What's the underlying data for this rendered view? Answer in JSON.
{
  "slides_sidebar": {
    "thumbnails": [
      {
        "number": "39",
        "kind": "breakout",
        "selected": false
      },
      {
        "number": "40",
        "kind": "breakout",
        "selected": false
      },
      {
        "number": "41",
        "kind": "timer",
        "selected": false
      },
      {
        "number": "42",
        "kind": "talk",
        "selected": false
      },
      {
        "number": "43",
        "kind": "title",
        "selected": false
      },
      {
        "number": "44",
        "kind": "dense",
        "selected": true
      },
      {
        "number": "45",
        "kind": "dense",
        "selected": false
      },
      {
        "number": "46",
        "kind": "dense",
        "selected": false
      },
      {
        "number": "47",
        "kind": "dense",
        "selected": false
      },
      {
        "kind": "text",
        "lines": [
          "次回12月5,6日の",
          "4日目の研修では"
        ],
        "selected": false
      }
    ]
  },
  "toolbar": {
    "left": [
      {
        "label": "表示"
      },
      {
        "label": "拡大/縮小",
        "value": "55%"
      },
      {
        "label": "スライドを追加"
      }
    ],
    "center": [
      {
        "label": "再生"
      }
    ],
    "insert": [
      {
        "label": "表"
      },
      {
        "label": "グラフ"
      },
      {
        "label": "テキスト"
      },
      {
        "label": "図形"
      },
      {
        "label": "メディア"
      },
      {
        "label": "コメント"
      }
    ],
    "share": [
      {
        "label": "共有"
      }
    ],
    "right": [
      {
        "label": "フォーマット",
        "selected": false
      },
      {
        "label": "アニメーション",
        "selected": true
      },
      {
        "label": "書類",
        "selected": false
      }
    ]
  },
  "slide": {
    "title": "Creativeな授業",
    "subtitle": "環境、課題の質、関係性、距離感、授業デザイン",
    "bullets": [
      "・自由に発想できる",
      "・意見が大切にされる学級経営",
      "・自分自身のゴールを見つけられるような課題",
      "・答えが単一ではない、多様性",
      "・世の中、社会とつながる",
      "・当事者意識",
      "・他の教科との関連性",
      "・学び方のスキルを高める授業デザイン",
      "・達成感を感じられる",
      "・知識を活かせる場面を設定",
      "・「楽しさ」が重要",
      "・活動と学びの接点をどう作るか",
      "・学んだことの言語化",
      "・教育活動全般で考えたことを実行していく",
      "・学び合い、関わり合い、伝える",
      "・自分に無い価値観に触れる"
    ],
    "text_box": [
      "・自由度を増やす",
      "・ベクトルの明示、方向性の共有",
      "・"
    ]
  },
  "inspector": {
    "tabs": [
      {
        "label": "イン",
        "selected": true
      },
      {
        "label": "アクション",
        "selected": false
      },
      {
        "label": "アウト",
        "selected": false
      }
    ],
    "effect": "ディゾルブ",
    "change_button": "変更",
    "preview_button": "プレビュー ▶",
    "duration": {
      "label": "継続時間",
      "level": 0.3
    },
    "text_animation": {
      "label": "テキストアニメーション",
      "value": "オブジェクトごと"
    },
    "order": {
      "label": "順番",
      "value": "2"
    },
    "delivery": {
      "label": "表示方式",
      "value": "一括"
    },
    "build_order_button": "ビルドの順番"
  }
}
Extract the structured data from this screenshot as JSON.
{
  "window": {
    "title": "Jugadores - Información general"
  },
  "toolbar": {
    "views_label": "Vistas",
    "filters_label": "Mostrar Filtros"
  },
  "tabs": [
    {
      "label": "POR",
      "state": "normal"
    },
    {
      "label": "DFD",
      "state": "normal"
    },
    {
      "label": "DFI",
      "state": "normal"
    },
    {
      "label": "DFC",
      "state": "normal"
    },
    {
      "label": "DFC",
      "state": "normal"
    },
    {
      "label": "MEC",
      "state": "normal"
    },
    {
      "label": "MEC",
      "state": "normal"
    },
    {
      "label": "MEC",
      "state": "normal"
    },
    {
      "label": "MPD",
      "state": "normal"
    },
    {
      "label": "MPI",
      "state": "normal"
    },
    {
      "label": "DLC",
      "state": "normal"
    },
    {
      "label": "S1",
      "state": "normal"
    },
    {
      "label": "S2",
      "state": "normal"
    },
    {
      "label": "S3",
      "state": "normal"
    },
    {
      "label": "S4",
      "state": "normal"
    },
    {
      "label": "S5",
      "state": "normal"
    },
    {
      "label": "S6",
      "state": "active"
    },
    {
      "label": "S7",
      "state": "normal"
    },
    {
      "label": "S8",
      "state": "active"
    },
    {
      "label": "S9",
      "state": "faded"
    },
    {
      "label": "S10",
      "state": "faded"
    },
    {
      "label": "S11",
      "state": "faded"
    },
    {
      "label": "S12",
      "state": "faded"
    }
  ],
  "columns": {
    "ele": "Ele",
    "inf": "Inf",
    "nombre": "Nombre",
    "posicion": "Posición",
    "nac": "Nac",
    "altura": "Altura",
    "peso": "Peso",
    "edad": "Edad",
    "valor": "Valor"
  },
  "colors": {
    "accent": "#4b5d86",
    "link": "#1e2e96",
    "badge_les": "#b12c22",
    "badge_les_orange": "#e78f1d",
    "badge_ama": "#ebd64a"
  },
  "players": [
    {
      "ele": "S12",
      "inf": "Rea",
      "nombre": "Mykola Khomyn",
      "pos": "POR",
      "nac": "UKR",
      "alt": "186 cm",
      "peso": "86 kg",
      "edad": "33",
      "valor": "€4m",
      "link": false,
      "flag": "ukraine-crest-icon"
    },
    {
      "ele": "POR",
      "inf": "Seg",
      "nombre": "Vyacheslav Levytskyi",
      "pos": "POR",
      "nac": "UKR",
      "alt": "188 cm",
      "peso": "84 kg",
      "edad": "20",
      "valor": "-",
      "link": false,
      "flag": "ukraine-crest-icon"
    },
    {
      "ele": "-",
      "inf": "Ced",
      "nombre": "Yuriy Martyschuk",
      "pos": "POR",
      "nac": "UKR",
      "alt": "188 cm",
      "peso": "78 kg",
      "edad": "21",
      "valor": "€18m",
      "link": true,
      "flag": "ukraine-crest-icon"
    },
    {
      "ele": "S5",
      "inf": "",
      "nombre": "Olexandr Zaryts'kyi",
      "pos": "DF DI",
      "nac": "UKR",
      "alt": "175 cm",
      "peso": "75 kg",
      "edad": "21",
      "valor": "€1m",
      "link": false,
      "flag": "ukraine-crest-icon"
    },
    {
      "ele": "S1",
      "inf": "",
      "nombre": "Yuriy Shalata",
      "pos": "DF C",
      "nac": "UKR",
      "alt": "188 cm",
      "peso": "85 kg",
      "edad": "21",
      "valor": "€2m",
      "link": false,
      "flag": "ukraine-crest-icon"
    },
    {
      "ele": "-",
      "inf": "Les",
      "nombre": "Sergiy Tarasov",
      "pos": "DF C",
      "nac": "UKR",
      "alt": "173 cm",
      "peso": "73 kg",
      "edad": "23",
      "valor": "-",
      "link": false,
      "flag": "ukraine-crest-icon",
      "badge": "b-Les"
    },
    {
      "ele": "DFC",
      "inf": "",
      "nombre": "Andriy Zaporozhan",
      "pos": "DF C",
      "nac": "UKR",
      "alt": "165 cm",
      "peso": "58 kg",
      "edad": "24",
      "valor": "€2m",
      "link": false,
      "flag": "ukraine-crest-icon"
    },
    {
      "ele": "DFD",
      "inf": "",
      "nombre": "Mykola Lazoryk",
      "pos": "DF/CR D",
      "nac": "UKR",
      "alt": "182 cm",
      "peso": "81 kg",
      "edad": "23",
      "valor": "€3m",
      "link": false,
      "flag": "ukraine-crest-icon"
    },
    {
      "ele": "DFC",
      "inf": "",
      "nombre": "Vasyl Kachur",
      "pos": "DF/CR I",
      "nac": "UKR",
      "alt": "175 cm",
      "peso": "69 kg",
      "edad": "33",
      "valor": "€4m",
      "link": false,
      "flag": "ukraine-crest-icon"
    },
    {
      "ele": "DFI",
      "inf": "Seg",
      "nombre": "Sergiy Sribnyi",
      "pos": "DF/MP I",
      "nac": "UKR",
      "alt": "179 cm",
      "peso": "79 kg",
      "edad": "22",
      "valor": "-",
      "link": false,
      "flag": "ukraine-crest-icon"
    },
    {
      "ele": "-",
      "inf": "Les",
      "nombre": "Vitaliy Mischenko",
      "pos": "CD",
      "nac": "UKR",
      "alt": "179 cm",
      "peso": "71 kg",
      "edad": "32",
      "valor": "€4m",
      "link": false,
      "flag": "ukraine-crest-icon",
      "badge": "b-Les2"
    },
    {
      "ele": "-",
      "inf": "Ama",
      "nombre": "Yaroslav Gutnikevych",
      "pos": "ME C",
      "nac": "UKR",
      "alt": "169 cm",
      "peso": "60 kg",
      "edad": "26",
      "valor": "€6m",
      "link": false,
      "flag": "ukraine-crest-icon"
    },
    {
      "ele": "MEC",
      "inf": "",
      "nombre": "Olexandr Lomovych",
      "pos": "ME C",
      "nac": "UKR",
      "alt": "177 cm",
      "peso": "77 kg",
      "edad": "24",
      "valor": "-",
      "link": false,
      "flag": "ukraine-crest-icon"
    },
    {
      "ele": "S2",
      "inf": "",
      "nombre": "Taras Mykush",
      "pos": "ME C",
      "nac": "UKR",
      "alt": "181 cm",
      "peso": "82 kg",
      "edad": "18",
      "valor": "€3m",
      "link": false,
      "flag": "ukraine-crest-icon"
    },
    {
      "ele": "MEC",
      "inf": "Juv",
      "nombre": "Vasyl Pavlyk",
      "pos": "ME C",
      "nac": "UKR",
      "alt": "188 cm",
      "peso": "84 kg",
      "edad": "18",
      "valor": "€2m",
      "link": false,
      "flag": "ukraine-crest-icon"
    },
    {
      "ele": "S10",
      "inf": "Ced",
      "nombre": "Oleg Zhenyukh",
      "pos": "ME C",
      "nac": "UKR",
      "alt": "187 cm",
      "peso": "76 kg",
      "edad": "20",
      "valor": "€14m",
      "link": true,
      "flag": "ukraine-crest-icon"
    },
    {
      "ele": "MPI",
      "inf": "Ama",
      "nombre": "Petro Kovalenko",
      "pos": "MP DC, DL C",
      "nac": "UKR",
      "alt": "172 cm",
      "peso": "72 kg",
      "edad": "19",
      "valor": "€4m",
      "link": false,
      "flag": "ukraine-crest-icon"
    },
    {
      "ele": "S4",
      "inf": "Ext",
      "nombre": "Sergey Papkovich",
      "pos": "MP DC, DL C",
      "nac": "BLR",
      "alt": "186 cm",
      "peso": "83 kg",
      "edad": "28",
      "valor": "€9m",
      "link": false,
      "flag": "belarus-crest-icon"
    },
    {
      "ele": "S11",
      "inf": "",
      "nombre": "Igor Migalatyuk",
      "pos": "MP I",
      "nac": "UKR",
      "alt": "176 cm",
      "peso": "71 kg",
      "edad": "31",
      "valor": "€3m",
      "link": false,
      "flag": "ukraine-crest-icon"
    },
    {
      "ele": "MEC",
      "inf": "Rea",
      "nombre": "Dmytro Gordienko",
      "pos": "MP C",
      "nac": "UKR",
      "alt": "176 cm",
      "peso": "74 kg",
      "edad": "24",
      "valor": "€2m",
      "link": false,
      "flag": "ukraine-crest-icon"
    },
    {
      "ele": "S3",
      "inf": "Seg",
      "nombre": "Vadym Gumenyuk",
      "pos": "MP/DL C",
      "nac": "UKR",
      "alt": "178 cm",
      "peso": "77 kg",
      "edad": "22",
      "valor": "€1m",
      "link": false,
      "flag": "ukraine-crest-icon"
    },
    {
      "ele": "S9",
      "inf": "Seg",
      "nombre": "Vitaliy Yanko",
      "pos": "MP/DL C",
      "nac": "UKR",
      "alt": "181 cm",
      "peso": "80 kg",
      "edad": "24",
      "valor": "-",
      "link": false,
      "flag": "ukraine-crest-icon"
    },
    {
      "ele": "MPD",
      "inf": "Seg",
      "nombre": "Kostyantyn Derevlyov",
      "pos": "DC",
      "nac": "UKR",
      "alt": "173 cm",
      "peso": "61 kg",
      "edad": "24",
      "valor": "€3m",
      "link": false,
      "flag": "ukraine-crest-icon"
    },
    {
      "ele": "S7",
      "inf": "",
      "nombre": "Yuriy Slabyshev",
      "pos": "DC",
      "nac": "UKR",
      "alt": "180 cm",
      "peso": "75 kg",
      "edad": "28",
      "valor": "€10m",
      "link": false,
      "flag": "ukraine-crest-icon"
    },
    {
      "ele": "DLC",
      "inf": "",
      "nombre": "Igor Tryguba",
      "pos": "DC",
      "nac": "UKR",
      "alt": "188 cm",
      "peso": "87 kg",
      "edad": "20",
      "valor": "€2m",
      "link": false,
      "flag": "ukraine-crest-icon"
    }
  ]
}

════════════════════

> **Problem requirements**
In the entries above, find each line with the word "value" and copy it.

> **Solved problem**
        "value": "55%"
      "value": "オブジェクトごと"
      "value": "2"
      "value": "一括"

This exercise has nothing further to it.